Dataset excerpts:
=======
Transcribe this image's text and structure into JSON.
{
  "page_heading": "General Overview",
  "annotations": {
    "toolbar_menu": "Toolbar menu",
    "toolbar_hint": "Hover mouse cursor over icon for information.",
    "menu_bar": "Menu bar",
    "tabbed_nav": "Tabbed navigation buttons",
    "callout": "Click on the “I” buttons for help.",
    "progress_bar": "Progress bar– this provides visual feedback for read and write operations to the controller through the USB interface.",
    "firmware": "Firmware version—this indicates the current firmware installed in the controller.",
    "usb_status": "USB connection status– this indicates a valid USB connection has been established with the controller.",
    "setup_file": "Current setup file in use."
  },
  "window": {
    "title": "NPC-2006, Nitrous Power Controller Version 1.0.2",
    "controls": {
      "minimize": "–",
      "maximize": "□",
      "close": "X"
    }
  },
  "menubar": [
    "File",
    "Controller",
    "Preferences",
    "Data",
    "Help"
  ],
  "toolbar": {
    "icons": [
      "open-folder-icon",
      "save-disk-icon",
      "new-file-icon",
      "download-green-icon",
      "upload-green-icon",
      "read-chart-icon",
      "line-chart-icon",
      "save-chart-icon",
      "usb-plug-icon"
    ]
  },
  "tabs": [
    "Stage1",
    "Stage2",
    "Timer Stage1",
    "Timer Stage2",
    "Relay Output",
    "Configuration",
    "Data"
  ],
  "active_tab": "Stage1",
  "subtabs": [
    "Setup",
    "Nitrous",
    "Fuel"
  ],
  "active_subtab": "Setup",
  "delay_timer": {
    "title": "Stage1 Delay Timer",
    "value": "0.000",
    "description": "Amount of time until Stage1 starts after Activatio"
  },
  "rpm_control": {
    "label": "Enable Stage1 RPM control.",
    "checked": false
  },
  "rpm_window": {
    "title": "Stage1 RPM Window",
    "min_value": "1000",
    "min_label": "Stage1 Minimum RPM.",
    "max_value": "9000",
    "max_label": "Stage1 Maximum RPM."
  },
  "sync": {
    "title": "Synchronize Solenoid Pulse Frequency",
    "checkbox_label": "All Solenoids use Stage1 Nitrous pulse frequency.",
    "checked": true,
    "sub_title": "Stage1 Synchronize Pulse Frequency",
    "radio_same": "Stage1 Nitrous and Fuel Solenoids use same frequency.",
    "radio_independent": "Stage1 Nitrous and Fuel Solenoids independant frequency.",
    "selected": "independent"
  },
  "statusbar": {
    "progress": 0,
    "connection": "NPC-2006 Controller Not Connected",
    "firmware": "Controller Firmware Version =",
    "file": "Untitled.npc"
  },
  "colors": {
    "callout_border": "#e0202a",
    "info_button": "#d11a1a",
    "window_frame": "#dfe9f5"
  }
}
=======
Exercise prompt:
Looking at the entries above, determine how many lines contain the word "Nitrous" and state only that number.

Task result:
5